It’s a shame, it can become laughable, but it appears Rose has no choice but to go full-metal Wade in acting like a baby on the court and complaining to officials about every play.
I’m talking every tough foul, every non-foul, and certainly every actual foul. Wah, wah, wah. As much a part of his game as screen-roll.
What’s more, even when fouls are called, I believe Wade’s whimpering ways dictate that you complain it should’ve been a flagrant, and if it actually is a flagrant, Wade demands the offender be put to death.
Bring me the head of Rip Hamilton.
It’s unseemly and embarrassing, even in a league where players act out, preen, parade, and rain down attitude. The whole crybaby act is pathetic. Wade looks like a diva the way he does it all the time.
But it appears to work, and after yet another swipe at the Bulls’ franchise Sunday night, it’s clear Rose needs something like that to work for him.
Rose has always played the strong, silent type. He could’ve whined on every play, however --- more plays than Wade actually because he handles the ball much more. In fact, Rose could’ve whined so much that the Bulls would’ve added Huggies as a sponsor.
And now it’s time to find out. The best players in the league add something important to their game every season, and this season, right now, Rose needs to add whining to the refs.
He will need lessons, as was evident in a collision with the Pistons. Rose went to the hoop, and there was Charlie Villanueva, whose career goal apparently is to add nothing as a member of every team in the Eastern Conference.
Anyway, Villaneuva got some of the ball, some of Rose’s arm, and a lot of Rose’s nose. He was slapped with a flagrant foul and then a technical foul.
Rose fired on Villanueva for the cheap shot. That might be satisfying to Rose, but it doesn’t buy you anything down the road, specifically the playoffs.
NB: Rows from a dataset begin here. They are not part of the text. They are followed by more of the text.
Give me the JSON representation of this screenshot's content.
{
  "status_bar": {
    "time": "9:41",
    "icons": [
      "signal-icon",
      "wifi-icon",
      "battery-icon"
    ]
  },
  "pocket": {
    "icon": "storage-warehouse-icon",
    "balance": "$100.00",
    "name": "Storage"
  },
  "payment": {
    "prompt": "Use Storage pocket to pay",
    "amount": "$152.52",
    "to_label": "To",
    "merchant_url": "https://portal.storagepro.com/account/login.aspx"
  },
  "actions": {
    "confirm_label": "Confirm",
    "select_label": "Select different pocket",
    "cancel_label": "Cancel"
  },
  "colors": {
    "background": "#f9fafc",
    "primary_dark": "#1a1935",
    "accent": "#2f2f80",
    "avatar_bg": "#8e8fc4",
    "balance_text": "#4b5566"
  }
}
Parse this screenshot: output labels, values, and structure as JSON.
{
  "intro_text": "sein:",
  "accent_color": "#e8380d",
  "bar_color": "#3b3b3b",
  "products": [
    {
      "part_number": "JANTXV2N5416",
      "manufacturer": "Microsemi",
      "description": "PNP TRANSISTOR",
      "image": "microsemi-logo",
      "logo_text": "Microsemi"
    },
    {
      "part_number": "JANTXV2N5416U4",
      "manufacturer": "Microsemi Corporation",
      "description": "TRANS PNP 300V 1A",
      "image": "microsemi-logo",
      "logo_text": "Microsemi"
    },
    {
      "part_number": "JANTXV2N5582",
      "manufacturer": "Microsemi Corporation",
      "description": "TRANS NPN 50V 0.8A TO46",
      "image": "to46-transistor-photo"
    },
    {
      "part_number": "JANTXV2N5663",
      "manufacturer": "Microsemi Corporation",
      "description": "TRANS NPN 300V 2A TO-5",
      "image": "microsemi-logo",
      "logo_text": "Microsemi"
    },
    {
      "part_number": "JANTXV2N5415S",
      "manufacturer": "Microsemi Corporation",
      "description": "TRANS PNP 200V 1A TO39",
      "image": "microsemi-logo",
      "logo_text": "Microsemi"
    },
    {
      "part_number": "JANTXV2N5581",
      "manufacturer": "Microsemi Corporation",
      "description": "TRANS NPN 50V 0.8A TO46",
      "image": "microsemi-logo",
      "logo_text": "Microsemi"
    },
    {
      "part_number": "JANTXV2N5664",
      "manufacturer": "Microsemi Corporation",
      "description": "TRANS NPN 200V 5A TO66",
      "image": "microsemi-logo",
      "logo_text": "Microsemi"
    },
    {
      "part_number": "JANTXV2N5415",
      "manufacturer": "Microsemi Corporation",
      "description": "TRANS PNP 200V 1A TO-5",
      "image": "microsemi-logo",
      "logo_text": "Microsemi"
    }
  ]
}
Wade spends the regular season mewling at officials as a way of training them to call it his way in the postseason. It’s a good plan. Once you’ve checked your self-respect at the door, it’s a great plan. The only way to go. Every great player has done it. It’s as if the NBA stages a superstar seminar to teach the proper technique. I imagine there’s an instructional DVD for throwing hissy-fits.
Some superstars take it to ridiculous levels. Wade is the NBA’s standard-bearer these days. Wade has a ring and another finals appearance. Follow the leader. Rose has a lot of talent, but Wade’s act shows you talent is not enough. When you’re a target, you need the Kevlar that is a referee’s whistle. Forget pride. Take the and-one.
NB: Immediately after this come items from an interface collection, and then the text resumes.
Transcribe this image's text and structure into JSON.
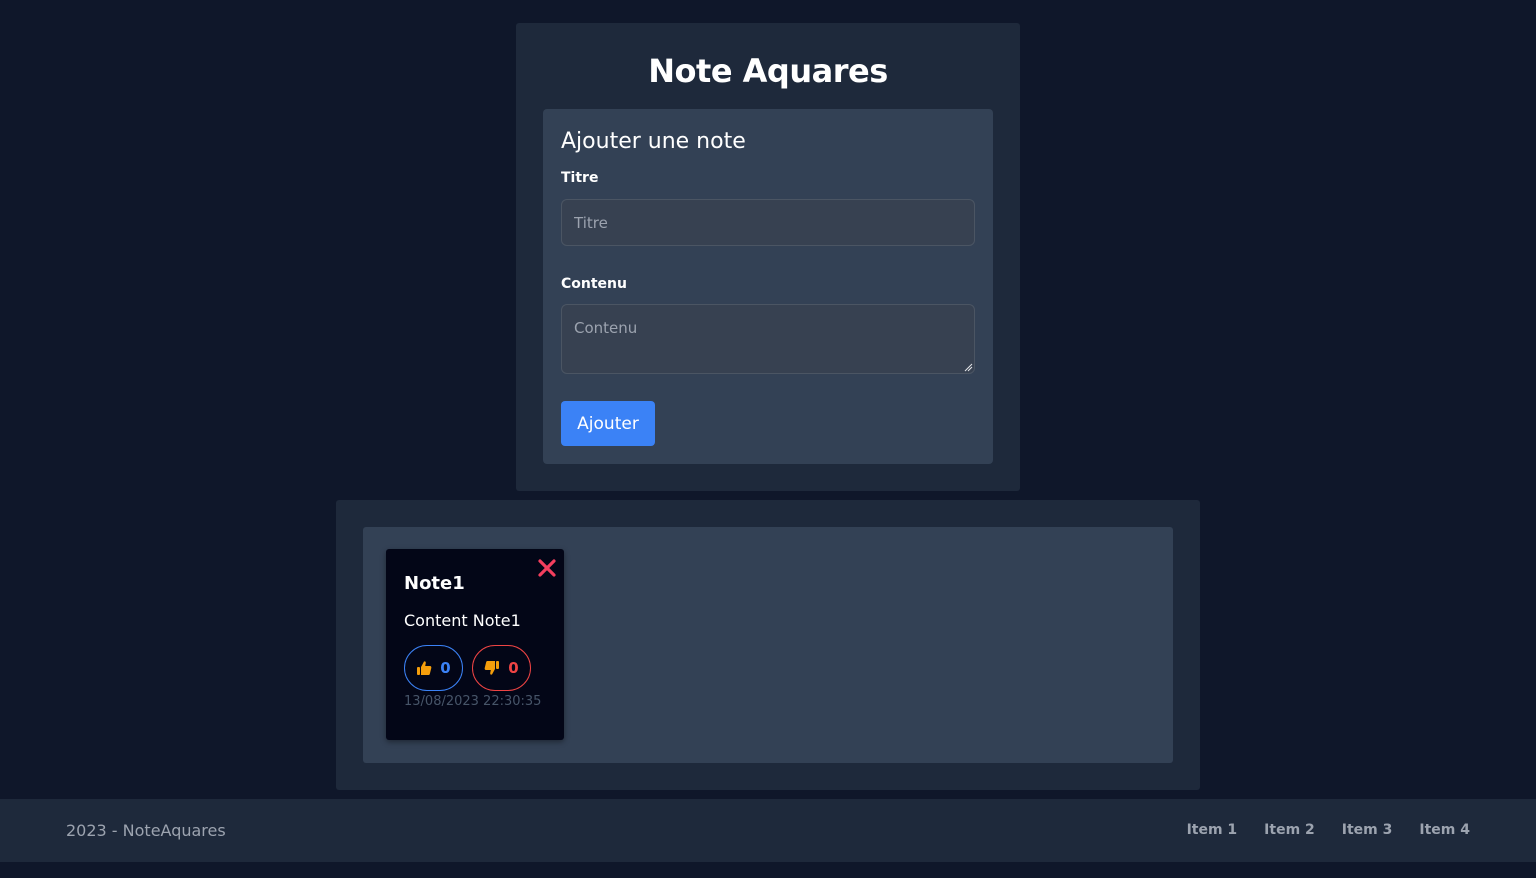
{
  "app": {
    "title": "Note Aquares"
  },
  "form": {
    "heading": "Ajouter une note",
    "title_label": "Titre",
    "title_placeholder": "Titre",
    "title_value": "",
    "content_label": "Contenu",
    "content_placeholder": "Contenu",
    "content_value": "",
    "submit_label": "Ajouter"
  },
  "notes": [
    {
      "title": "Note1",
      "content": "Content Note1",
      "likes": "0",
      "dislikes": "0",
      "date": "13/08/2023 22:30:35"
    }
  ],
  "footer": {
    "copyright": "2023 - NoteAquares",
    "links": [
      "Item 1",
      "Item 2",
      "Item 3",
      "Item 4"
    ]
  },
  "icons": {
    "delete": "close-icon",
    "like": "thumbs-up-icon",
    "dislike": "thumbs-down-icon"
  },
  "colors": {
    "page_bg": "#0f172a",
    "panel_bg": "#1e293b",
    "card_bg": "#334155",
    "note_bg": "#030617",
    "primary": "#3b82f6",
    "danger": "#ef4444",
    "icon_yellow": "#f59e0b"
  }
}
Rose’s problem is he respects the game and respects the hard foul. Not the dirty play, not the cheap shots, not the excessive abuse, but the legitimate, physical basketball play. Rose drives hard, gets hit hard, and gets up quickly. The opponent gets zero satisfaction that the foul hurt pain. That’s a man’s game.
But when it comes to getting calls, this is no league for men. This is a nursery. Play hard, whine hard. The NBA rewards crying, so you better have your best player screaming as if his speakers went to 11.
Aftar a game earlier in the season, Rose referred to himself as a superstar in reference to not getting calls that superstars are supposed to get. He said it to the media. Nope. Wrong. Try again. Telling the media does as little good as yelling at Villanueva.
Say it to the officials. Everytime. All the time. Whine. Carp. Cry. Complain. Plead. Beg. Demand. It’s all right there in the “Idiots Guide to NBA Superstardom,’’ somewhere between “Bling’’ and “Decision, The.’’ When you’re in Miami on Thursday, Derrick, ask Wade for an autographed copy.